Every record must be retyped exactly as it reads.

(Component data from apps and pages)
*** Block opens ***
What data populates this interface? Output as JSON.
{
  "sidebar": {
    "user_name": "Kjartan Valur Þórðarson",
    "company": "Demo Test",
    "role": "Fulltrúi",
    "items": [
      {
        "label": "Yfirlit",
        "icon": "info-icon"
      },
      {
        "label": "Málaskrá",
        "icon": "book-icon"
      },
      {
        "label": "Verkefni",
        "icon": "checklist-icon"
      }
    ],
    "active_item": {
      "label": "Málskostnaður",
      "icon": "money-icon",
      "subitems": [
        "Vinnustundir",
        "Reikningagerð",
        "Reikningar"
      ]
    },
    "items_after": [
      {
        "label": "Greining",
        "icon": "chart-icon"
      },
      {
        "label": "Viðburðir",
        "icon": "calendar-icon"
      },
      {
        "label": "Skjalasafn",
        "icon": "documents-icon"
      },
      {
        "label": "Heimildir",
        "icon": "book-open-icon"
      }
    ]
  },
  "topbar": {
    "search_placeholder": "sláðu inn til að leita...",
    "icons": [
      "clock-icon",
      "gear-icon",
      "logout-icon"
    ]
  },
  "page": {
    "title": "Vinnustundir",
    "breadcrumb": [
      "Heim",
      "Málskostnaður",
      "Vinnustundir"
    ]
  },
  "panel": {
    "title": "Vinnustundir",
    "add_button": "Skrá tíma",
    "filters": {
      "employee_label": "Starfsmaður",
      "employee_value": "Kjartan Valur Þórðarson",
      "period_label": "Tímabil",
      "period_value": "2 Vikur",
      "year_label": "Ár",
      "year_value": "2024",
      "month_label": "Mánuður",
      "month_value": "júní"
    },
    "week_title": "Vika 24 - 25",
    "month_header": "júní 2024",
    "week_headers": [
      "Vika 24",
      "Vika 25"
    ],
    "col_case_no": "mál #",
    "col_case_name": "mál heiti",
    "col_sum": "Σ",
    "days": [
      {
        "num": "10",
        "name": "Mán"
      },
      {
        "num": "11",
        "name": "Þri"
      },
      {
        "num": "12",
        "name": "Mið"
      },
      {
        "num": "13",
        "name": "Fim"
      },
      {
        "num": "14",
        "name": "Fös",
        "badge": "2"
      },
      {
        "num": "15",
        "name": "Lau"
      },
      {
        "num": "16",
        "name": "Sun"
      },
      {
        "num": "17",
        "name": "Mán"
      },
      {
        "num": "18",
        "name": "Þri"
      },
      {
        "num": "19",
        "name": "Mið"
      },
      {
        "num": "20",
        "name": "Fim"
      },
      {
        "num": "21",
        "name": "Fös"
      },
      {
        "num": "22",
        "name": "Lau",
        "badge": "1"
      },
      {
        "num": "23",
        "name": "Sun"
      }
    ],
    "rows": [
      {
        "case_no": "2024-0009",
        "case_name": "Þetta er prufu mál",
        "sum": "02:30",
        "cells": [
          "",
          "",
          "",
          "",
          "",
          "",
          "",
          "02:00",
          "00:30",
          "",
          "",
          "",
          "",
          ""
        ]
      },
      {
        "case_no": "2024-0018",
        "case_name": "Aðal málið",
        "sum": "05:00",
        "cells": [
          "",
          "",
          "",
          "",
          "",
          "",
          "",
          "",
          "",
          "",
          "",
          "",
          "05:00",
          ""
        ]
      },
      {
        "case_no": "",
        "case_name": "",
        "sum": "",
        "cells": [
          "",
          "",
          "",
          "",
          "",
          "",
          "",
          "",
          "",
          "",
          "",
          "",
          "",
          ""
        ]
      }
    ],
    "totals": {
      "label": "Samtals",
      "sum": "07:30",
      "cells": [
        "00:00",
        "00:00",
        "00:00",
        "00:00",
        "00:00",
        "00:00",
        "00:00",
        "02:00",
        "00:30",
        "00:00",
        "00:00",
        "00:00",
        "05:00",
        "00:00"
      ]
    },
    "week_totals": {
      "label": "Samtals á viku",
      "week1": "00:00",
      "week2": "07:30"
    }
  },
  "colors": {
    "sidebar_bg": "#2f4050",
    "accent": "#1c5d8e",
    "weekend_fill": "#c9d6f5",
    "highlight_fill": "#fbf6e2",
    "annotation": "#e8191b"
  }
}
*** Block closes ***
Your solution:
What data populates this interface? Output as JSON.
{
  "sidebar": {
    "user_name": "Kjartan Valur Þórðarson",
    "company": "Demo Test",
    "role": "Fulltrúi",
    "items": [
      {
        "label": "Yfirlit",
        "icon": "info-icon"
      },
      {
        "label": "Málaskrá",
        "icon": "book-icon"
      },
      {
        "label": "Verkefni",
        "icon": "checklist-icon"
      }
    ],
    "active_item": {
      "label": "Málskostnaður",
      "icon": "money-icon",
      "subitems": [
        "Vinnustundir",
        "Reikningagerð",
        "Reikningar"
      ]
    },
    "items_after": [
      {
        "label": "Greining",
        "icon": "chart-icon"
      },
      {
        "label": "Viðburðir",
        "icon": "calendar-icon"
      },
      {
        "label": "Skjalasafn",
        "icon": "documents-icon"
      },
      {
        "label": "Heimildir",
        "icon": "book-open-icon"
      }
    ]
  },
  "topbar": {
    "search_placeholder": "sláðu inn til að leita...",
    "icons": [
      "clock-icon",
      "gear-icon",
      "logout-icon"
    ]
  },
  "page": {
    "title": "Vinnustundir",
    "breadcrumb": [
      "Heim",
      "Málskostnaður",
      "Vinnustundir"
    ]
  },
  "panel": {
    "title": "Vinnustundir",
    "add_button": "Skrá tíma",
    "filters": {
      "employee_label": "Starfsmaður",
      "employee_value": "Kjartan Valur Þórðarson",
      "period_label": "Tímabil",
      "period_value": "2 Vikur",
      "year_label": "Ár",
      "year_value": "2024",
      "month_label": "Mánuður",
      "month_value": "júní"
    },
    "week_title": "Vika 24 - 25",
    "month_header": "júní 2024",
    "week_headers": [
      "Vika 24",
      "Vika 25"
    ],
    "col_case_no": "mál #",
    "col_case_name": "mál heiti",
    "col_sum": "Σ",
    "days": [
      {
        "num": "10",
        "name": "Mán"
      },
      {
        "num": "11",
        "name": "Þri"
      },
      {
        "num": "12",
        "name": "Mið"
      },
      {
        "num": "13",
        "name": "Fim"
      },
      {
        "num": "14",
        "name": "Fös",
        "badge": "2"
      },
      {
        "num": "15",
        "name": "Lau"
      },
      {
        "num": "16",
        "name": "Sun"
      },
      {
        "num": "17",
        "name": "Mán"
      },
      {
        "num": "18",
        "name": "Þri"
      },
      {
        "num": "19",
        "name": "Mið"
      },
      {
        "num": "20",
        "name": "Fim"
      },
      {
        "num": "21",
        "name": "Fös"
      },
      {
        "num": "22",
        "name": "Lau",
        "badge": "1"
      },
      {
        "num": "23",
        "name": "Sun"
      }
    ],
    "rows": [
      {
        "case_no": "2024-0009",
        "case_name": "Þetta er prufu mál",
        "sum": "02:30",
        "cells": [
          "",
          "",
          "",
          "",
          "",
          "",
          "",
          "02:00",
          "00:30",
          "",
          "",
          "",
          "",
          ""
        ]
      },
      {
        "case_no": "2024-0018",
        "case_name": "Aðal málið",
        "sum": "05:00",
        "cells": [
          "",
          "",
          "",
          "",
          "",
          "",
          "",
          "",
          "",
          "",
          "",
          "",
          "05:00",
          ""
        ]
      },
      {
        "case_no": "",
        "case_name": "",
        "sum": "",
        "cells": [
          "",
          "",
          "",
          "",
          "",
          "",
          "",
          "",
          "",
          "",
          "",
          "",
          "",
          ""
        ]
      }
    ],
    "totals": {
      "label": "Samtals",
      "sum": "07:30",
      "cells": [
        "00:00",
        "00:00",
        "00:00",
        "00:00",
        "00:00",
        "00:00",
        "00:00",
        "02:00",
        "00:30",
        "00:00",
        "00:00",
        "00:00",
        "05:00",
        "00:00"
      ]
    },
    "week_totals": {
      "label": "Samtals á viku",
      "week1": "00:00",
      "week2": "07:30"
    }
  },
  "colors": {
    "sidebar_bg": "#2f4050",
    "accent": "#1c5d8e",
    "weekend_fill": "#c9d6f5",
    "highlight_fill": "#fbf6e2",
    "annotation": "#e8191b"
  }
}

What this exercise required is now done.